Fifth Place – Junkful by Yeonsoo Koo | Cinco Ranch High School | Katy, TX
This piece was created using a method called Encaustics. I started out with a flat piece of wooden board. First, I added random items, such as pencils, papers, wrapping papers, strings, and the remnants of sharpened pencils (found inside pencil sharpeners). Then, I put Gesso and Mod Podge all over the items. I mixed them well and let everything dry for a day.
After the surface was dry, I went over it with hot wax. Using a large flat brush, I applied wax as if I am applying wall paint, trying to make it smooth. Then, I took a dryer specially designed for using on artwork (it is hotter than usual hair dryers), and removed excess wax to make the surface even thinner and smoother.
I took shellac, usually used to polish wood surfaces, and covered the surface. I took a blowtorch next, and burned the shellac to create the effect that I wanted. The shellac would catch on fire and burn away, and I blew on some of the flames to control how much I wanted to burn the shellac (This was my favorite part! It is stress relieving to watch the shellac melt in). Lastly, I let the shellac dry for a few days so it is not sticky anymore.
When I first saw the prompt, I thought about what can be destructive. The first thing that came to my mind was fire. Only a few things are fire-proof; the flame can gulp down houses, towns and even forests in minutes. However, this destructive force, when controlled, is the source of energy and beauty. I used fire to transform and finalize my creation. Before undergoing the step of blow-torching the shellac, everyone, including myself, thought my art work was junk. It looked like trash that was let alone for a few weeks; I could almost smell it decomposing. However, the slight touch of fire changed everything. At the beautiful copper and blue shades that the flame engraved, all of my peers and even my art teacher were amazed. It seems scary to put anything on fire, for it might be completely destroyed, but the risk is worth the transformation. So if something looks bad, just burn it! (But first, cover it with shellac!)
Another thought that created this piece was using trash and useless objects to create the texture. These items have already undergone destruction; now they can be broken, burned and transformed into art work. The objects were things that would have been thrown away—they were about to become real trash. But now, they became part of a junk that I choose to call art. I learned that everything has a use, however worthless it might seem. It is up to the artist to kill or save.
Sixth Place – Breaking Boundaries by Chenjie Zhao | Christ’s Church Episcopal School | Greer, SC
Autumn came quickly. The soft footsteps of autumn escaped me: the hurried sunset, the radiant, burnt orange persimmon trees. But when the winged newcomers of our house with emerald green tunics and clever eyes started to prepare their winter clothes, I finally noticed.
My two little brothers shrieked with surprise when a carpet of feathers adorned the wooden floor around the two cuddly parakeets.
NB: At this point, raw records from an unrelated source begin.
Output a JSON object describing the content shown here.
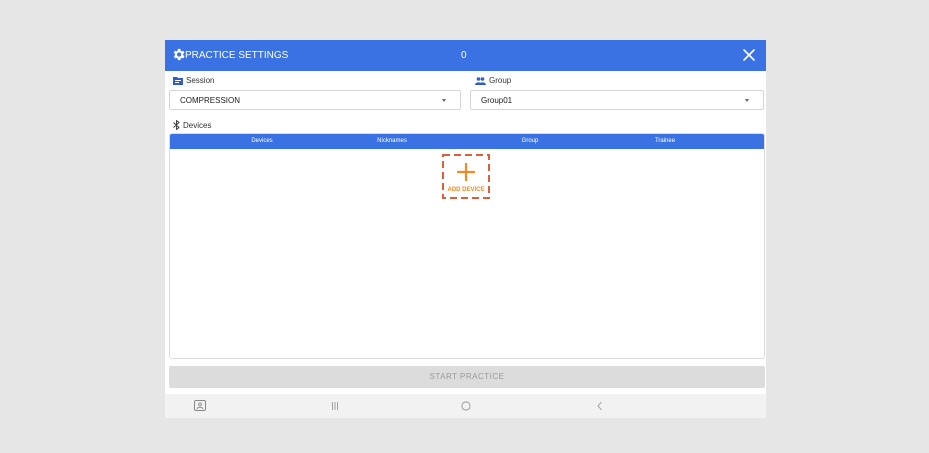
{
  "header": {
    "title": "PRACTICE SETTINGS",
    "count": "0",
    "accent_color": "#3b72e3",
    "settings_icon": "gear-icon",
    "close_icon": "close-icon"
  },
  "session": {
    "label": "Session",
    "icon": "folder-icon",
    "value": "COMPRESSION"
  },
  "group": {
    "label": "Group",
    "icon": "people-icon",
    "value": "Group01"
  },
  "devices": {
    "label": "Devices",
    "icon": "bluetooth-icon",
    "columns": [
      "Devices",
      "Nicknames",
      "Group",
      "Trainee"
    ],
    "rows": [],
    "add_label": "ADD DEVICE",
    "add_color": "#f08a24"
  },
  "start_button": {
    "label": "START PRACTICE",
    "enabled": false
  },
  "navbar": {
    "items": [
      "screen-icon",
      "recent-apps-icon",
      "home-icon",
      "back-icon"
    ]
  }
}
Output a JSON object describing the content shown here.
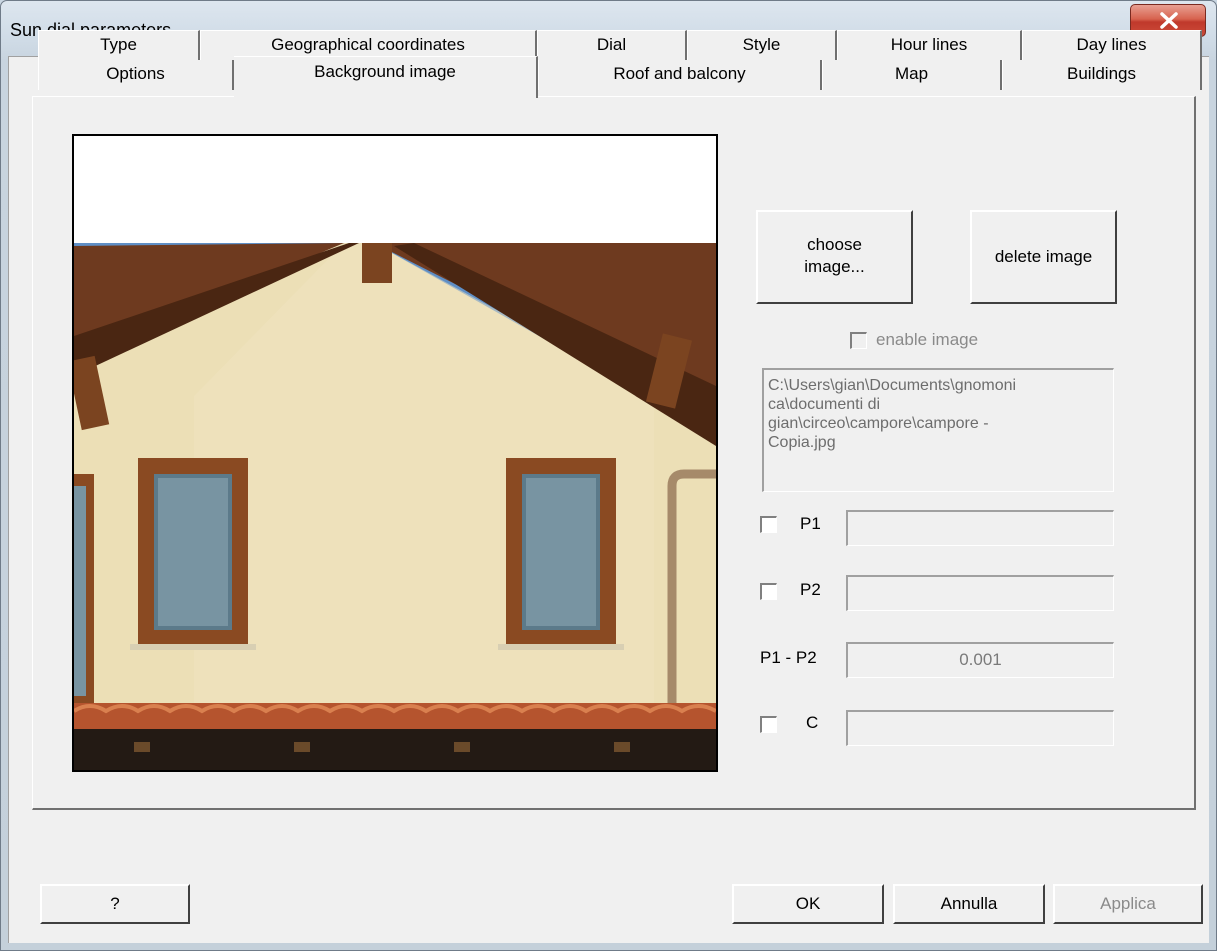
{
  "window": {
    "title": "Sun dial parameters"
  },
  "tabs_row1": [
    "Type",
    "Geographical coordinates",
    "Dial",
    "Style",
    "Hour lines",
    "Day lines"
  ],
  "tabs_row2": [
    "Options",
    "Background image",
    "Roof and balcony",
    "Map",
    "Buildings"
  ],
  "active_tab": "Background image",
  "buttons": {
    "choose_line1": "choose",
    "choose_line2": "image...",
    "delete": "delete image",
    "help": "?",
    "ok": "OK",
    "cancel": "Annulla",
    "apply": "Applica"
  },
  "enable_image": {
    "label": "enable image",
    "checked": false,
    "enabled": false
  },
  "file_path": "C:\\Users\\gian\\Documents\\gnomonica\\documenti di gian\\circeo\\campore\\campore - Copia.jpg",
  "file_path_lines": [
    "C:\\Users\\gian\\Documents\\gnomoni",
    "ca\\documenti di",
    "gian\\circeo\\campore\\campore -",
    "Copia.jpg"
  ],
  "points": {
    "p1": {
      "label": "P1",
      "checked": false,
      "value": ""
    },
    "p2": {
      "label": "P2",
      "checked": false,
      "value": ""
    },
    "p1p2": {
      "label": "P1 - P2",
      "value": "0.001"
    },
    "c": {
      "label": "C",
      "checked": false,
      "value": ""
    }
  },
  "colors": {
    "close_button": "#c0392b",
    "face": "#f0f0f0"
  }
}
These carefree little creatures began to preen their new feathers. The unexpected leads me to see the beauty of the ordinary. Just as the leaves fall from the trees, the two little birds part with their summer clothes.
I imagine a cage with three wire birds. The cage gives structure and safety to the little birds’ two-dimensional existence. The three birds have lived a flat life, and grown in the dimensions available to them. Two of the birds remain at the bottom of the cage while the third bird, bold and reckless, breaks out of the lines developing colorful new feathers with every moment which will enable it to explore vast new space.
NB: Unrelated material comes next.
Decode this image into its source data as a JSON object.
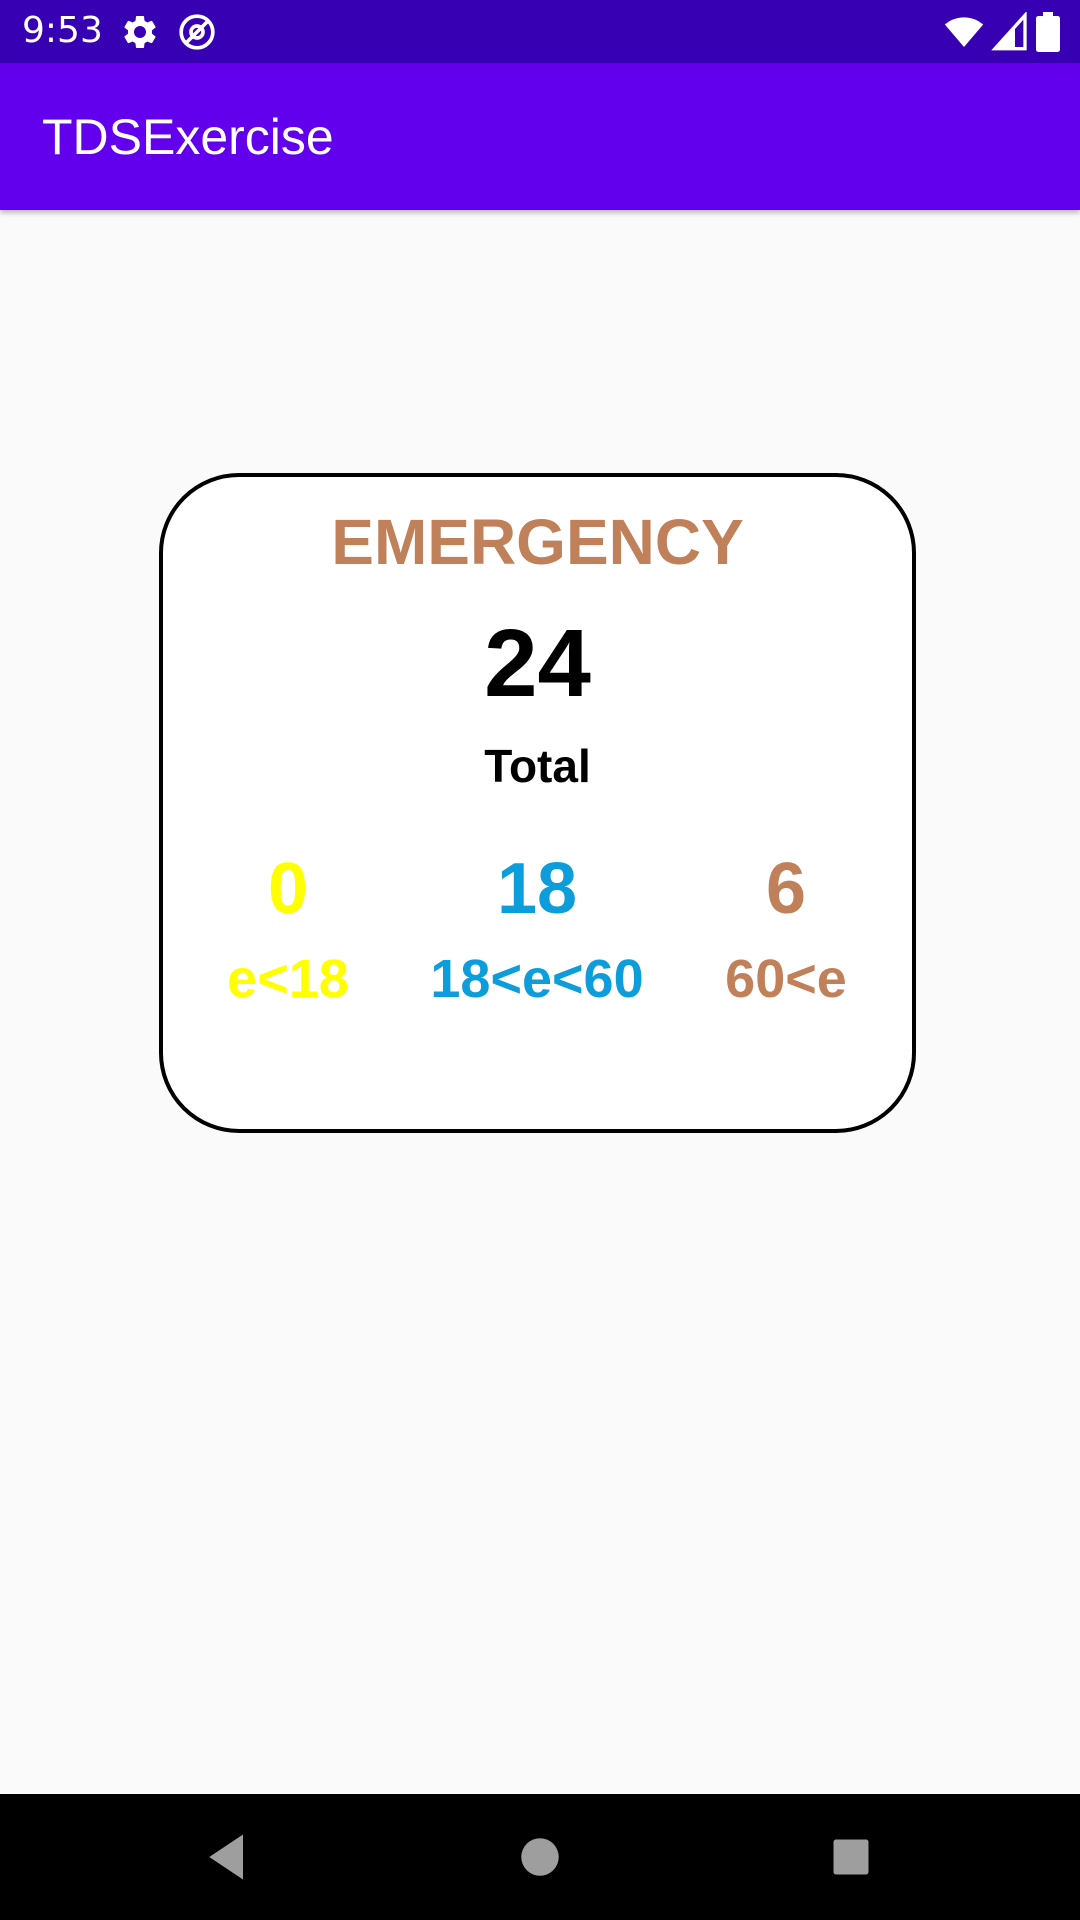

I aim to use my work of art to encourage people, including myself, to trust life, and open up to its infinite rungs and dimensions in the cycles of renewal. The thin linearity of wires can be transcended by, and taken up into the fullness of a larger reality. After all, we are made of wires too – just smaller (nano) wires, and bigger hopes.